§ TASK GOAL
Across all the entries below, how many lines contain the string "desc"? The number by itself is the answer.

Data items:
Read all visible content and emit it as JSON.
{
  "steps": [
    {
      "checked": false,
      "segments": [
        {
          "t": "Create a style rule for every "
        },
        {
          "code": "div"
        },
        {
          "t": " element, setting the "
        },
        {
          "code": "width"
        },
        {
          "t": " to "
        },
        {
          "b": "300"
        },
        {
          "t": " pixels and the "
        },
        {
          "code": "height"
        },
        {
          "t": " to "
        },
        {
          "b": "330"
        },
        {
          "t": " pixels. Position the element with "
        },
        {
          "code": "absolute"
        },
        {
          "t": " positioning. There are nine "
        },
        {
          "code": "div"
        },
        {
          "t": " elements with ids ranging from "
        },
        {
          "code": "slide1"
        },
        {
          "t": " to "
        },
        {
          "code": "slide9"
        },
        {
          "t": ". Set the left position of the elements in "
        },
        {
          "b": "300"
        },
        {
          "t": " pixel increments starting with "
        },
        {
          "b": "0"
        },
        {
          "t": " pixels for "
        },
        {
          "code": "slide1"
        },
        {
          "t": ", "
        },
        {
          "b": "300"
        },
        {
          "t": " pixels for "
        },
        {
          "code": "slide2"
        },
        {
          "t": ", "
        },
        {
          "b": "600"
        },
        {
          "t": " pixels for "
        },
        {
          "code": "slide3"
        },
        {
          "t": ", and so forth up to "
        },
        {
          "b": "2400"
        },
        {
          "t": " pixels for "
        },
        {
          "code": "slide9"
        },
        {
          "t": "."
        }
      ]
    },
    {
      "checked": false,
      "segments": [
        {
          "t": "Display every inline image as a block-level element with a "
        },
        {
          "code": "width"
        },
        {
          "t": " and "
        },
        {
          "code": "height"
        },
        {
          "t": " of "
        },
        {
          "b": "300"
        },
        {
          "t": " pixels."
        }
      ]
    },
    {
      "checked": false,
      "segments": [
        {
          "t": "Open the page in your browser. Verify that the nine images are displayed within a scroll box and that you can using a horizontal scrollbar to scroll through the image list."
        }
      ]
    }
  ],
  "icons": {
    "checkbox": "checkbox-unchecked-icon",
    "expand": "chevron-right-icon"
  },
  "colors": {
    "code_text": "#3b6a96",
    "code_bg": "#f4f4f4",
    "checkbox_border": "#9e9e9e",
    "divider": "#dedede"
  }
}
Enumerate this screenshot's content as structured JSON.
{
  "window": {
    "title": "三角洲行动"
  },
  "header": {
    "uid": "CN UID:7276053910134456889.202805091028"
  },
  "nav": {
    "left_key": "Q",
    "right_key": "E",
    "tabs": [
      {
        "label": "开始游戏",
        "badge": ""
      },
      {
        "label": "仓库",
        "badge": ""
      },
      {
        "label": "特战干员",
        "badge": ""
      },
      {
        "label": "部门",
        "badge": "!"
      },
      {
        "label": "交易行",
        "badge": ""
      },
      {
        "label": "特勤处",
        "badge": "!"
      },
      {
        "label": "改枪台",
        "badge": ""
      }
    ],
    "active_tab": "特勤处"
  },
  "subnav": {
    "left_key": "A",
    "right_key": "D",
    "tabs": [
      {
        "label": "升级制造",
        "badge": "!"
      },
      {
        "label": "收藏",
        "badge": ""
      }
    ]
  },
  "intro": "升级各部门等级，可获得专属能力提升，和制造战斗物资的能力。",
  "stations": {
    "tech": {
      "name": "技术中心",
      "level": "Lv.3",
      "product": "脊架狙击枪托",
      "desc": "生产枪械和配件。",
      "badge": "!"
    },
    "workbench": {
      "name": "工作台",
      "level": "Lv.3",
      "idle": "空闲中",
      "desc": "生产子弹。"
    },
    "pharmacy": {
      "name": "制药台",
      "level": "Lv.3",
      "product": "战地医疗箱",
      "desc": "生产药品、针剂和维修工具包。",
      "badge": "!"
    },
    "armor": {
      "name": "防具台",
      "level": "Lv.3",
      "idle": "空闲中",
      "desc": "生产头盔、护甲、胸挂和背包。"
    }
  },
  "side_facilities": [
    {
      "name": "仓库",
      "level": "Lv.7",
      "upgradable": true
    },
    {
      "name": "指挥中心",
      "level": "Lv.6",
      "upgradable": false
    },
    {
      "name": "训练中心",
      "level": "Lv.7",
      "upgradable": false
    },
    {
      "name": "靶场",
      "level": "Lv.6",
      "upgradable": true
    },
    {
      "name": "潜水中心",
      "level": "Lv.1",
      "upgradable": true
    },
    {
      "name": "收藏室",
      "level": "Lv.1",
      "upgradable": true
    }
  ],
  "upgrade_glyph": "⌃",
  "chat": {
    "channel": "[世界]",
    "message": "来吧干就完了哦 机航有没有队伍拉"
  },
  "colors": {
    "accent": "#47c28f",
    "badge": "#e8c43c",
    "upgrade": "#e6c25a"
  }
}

§ RESULT
4